Christopher Bochenek, whose Survey for Transient Astronomical Radio Emission 2 (STARE2) in the USA was one of the teams to spot the burst, said that in approximately a millisecond the magnetar emitted as much energy as the Sun's radio waves do in 30 seconds. "But with more events, we would be able to tell exactly how lucky we... were".
For a long time their origin remained uncertain, but now three separate studies on a fast radio burst named FRB 200428, has pinpointed the emitter as a magnetar in our galaxy suggesting that powerful objects of this type are the main source of other discovered bursts. Magnetars have become the most likely candidate since then, given theoretical work suggesting their magnetic fields might work like engines producing the powerful cosmic blasts.
Astronomers Trace the Origins of Radio Pulses in Our Galaxy
The source magnetar, a known object, has the slightly unwieldy designation of SGR 1935+2154.
But on April 28, astronomers using the Canadian Hydrogen Intensity Mapping Experiment (CHIME) telescope in Penticton, B.C., and the Survey for Transient Astronomical Radio Emission 2 (STARE2) telescope captured an FRB burst from the same region of the sky. But the consensus is they are formed within some of the most extreme conditions possible in our universe - with potential explanations ranging from dying stars to alien technology.
A file photo of a Fast Radio Burst detected from space.More news: Trump campaign to file lawsuit challenging Nevada vote
A magnetar is a type of isolated neutron star, the crushed, city-size remains of a star many times more massive than our Sun.

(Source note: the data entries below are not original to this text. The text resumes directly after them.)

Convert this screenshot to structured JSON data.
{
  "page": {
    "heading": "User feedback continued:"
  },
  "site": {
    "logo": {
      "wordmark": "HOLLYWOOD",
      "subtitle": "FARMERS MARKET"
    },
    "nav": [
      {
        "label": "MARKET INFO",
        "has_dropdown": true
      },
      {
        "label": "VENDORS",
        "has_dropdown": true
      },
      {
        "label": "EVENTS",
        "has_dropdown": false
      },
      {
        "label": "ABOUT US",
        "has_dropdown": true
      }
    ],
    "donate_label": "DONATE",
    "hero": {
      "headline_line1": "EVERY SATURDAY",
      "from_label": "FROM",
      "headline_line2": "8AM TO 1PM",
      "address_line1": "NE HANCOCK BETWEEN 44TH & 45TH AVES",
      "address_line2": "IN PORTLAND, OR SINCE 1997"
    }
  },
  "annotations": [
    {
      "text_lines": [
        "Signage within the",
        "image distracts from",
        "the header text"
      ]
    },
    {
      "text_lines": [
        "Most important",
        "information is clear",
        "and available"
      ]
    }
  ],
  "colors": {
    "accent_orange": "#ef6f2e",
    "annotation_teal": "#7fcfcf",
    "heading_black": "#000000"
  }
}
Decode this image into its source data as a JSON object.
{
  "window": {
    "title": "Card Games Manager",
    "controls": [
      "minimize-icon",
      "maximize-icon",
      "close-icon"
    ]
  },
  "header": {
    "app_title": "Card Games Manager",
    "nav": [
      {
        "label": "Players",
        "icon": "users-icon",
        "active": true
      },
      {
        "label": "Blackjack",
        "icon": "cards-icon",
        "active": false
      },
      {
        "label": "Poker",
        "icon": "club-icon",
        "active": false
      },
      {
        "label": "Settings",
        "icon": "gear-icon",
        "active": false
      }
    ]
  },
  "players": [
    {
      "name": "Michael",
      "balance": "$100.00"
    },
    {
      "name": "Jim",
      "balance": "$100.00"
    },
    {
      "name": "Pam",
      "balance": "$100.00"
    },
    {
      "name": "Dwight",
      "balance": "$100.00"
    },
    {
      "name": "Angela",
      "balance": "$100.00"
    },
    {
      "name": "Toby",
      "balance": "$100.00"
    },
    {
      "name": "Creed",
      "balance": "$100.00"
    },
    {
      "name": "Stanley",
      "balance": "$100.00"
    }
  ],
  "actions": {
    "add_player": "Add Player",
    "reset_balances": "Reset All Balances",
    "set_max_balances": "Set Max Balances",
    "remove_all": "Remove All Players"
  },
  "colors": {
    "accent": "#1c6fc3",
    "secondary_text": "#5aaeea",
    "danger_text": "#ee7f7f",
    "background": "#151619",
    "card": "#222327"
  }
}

The announcement was significant because until now, there has been no observational evidence directly linking FRBs with magnetars.
Astronomers have found the source of powerful radio bursts in the universe. The discovery already made waves in the astronomy community earlier this year, with early scientific reports of the connection posted online and covered in the media.The researchers' results have now been reviewed by other scientists and are being formally presented in the journal Nature this week. These radio bursts happen in a couple of milliseconds.More news: Have Foo Fighters Just Teased New Music?
Such stars are known to produce brief, intense flares that emit rapid bursts of gamma rays and X-rays.
Known as fast radio bursts, or FRBs, the radio waves reportedly came from what has been called a "zombie" star. "Compared to [other] FRBs, it's in our backyard, so we can study it in much more detail". The radio burst they examined was thousands of times stronger than anything else in the Milky Way, he said.
"The bursts seen by NICER and Fermi during the storm are clearly different in their spectral characteristics from the one associated with the radio blast", said George Younes, a researcher at George Washington University in Washington and the lead author of two papers analyzing the burst storm that are now undergoing peer review. This discovery only solves part of the FRB puzzle, but it is a sign that we may soon be able to piece together the rest of the puzzle.More news: MacBook Models Based on Apple Silicon to Launch Q2 2021